The Case for Package Software, Part IV
So you’re finally in production with your package software. Users are giving feedback, the system is stabilizing, and your program team is starting to wind down. Now what? Work on your solution never stops, and these key topics have to be addressed: Maintenance / Support and Upgrades / Patches. Now, when compared with custom-coded application, these topics require some different thinking. First, by leveraging a package solution, your software vendor takes on the burden of providing you with patches and upgrades for your base software. They often can play a role in helping tune your application as well. Finally, your software vendor will almost always have escalation paths for complex support issues as they arise.
You can break down your RUN state in the following way: Business Enhancements, Performance Tuning, Support Services, Software Updates, and ongoing Program Support.
By the second day (if not the first), you will start to receive requests for business enhancements for the solution that just went into production. These could range from minor tweaks to missed requirements. The work efforts can also range from a few hours to more than 30 days of development. As these requests come in, you will need to set up a RUN state team that can move ideas through the software development life cycle and get to production on a daily, weekly, monthly or quarterly basis. Most importantly, you need to plan for a period of continuous development to address key enhancement requests immediately after going live. Ideally, your organization is already operating in a model of continuous development.
No matter how much performance testing was performed during the build of the package solution, you will have unexpected results when you hit production. Being prepared to have engineers at the ready to tune the infrastructure, database, middleware, and UX layers of the application will be critical to a good experience for your end users. Don’t plan on just turning this responsibility over to your support teams, but rather retain this in your engineering organization: the engineers that built the solution are in the best position to advise on how to tune it. This function is also something you will need to turn to after every major release or upgrade.
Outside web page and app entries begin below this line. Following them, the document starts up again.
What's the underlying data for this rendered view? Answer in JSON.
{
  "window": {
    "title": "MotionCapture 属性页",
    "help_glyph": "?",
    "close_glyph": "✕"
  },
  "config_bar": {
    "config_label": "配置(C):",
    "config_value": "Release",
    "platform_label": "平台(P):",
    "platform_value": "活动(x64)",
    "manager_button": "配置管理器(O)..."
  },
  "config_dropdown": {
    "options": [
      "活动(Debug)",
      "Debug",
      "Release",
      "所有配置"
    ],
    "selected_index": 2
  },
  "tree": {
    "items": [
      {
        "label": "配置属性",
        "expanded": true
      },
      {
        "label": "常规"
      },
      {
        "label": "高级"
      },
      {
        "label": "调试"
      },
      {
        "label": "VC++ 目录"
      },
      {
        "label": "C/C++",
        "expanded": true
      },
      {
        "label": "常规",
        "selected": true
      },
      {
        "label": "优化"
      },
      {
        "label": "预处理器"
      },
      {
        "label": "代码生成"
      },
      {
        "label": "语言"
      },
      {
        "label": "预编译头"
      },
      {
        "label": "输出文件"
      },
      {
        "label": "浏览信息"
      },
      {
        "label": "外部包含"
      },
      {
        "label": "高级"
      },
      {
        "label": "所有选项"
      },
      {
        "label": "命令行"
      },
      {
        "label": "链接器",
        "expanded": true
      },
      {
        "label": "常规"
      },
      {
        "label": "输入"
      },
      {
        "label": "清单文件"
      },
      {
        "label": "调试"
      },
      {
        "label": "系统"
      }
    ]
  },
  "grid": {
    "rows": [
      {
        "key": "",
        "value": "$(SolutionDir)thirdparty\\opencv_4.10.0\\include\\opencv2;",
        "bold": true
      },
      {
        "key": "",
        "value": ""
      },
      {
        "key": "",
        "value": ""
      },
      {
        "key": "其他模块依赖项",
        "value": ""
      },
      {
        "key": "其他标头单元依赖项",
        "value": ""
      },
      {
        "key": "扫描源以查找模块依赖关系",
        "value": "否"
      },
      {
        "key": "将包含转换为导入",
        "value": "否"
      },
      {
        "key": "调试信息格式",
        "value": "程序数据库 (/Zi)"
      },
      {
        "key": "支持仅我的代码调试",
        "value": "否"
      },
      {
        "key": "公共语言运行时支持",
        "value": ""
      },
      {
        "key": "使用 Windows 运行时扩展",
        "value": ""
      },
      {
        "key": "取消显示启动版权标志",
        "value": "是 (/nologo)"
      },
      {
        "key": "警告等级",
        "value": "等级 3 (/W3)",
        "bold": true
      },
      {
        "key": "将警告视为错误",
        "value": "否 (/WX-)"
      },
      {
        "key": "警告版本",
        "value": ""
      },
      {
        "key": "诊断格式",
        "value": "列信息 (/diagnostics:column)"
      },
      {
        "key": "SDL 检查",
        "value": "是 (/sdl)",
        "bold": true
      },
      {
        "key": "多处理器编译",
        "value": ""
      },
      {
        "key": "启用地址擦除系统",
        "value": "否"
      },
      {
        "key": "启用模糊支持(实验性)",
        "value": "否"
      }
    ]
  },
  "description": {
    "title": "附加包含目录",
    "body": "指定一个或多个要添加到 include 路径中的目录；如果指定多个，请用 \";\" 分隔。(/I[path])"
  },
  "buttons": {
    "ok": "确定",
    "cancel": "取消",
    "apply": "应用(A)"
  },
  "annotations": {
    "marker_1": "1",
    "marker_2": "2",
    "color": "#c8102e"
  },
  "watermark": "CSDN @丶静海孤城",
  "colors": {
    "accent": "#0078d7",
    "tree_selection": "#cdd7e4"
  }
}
Support, in this context, is defined as Level 1 and Level 2 support for both end users and the application itself. This typically means that they focus on usability issues for users who may not be trained up on the system yet, as well as data, integration or performance errors. What support organizations should not be doing immediately after the system goes to production is try to troubleshoot problems (i.e. recurring incidents) or fix “Missed Requirements.” Support should be focused simply on break/fix and consistency of service. Level 3 teams (i.e. engineers that implemented the system) should be on point for problems or missed requirements.
Ideally, Level 3 teams are embedded with the Support teams during the first 90 days post-production. This will help with knowledge transfer and incident resolution as well as quality. If the Level 3 teams are on the hook for support in the first 90 days, they will have motivation to ensure quality in development leading to a stable production implementation. Finally, before full transition from the development teams to Support, there should be pre-defined criteria that must be met for the system to be turned over. For example, zero high incidents for 4 weeks running or zero open high problems.
One point to note is that many software vendors have programs that will evaluate the quality of your implementation and flag areas of concern. You can leverage these programs to hold your organization and your implementation partners accountable for the quality of their implementation.
Patches, Hot fixes, Upgrades, and Notes are all things your software vendor will push out. Sometimes these are on a quarterly basis, but with the pace of technology change and security, these can be as frequent as weekly. Packaged software does a great job keeping up with regulatory and security issues and usually pushes these code updates via Notes, Patches or Hot Fixes. These tend to be relatively straightforward to implement and require minimal regression testing if any at all.
Upgrades can be more complex and typically are delivering major functionality changes. In most cases, you will need to plan for full regression testing, which usually means spinning up a full project to manage the upgrade. In particular you will have to pay attention to your integrations, reports, security, and any customizations you may have made during your implementation. Taking an end-to-end approach to an upgrade initiative will be imperative to success. This means starting with what changes the users will experience, and ensuring data / master data is not impacted by the upgrade.
In summary, Package Software can provide a lower cost, faster to market approach to enable many business capabilities. Package Software brings built-in innovation and continued development, security and regulatory controls, tested code beds leading to more consistent system performance, and increased data quality.
For most companies that choose package software, they have multiple vendors that assist them in implementation. The vendor ecosystem often ends up being the software vendor, a system integrator responsible for the bulk of the implementation, a RUN state vendor, and a smattering of niche vendors or staff augmentation providers. Our supplemental article on Vendor Management will dig into how to best leverage your vendors to get the most out of them.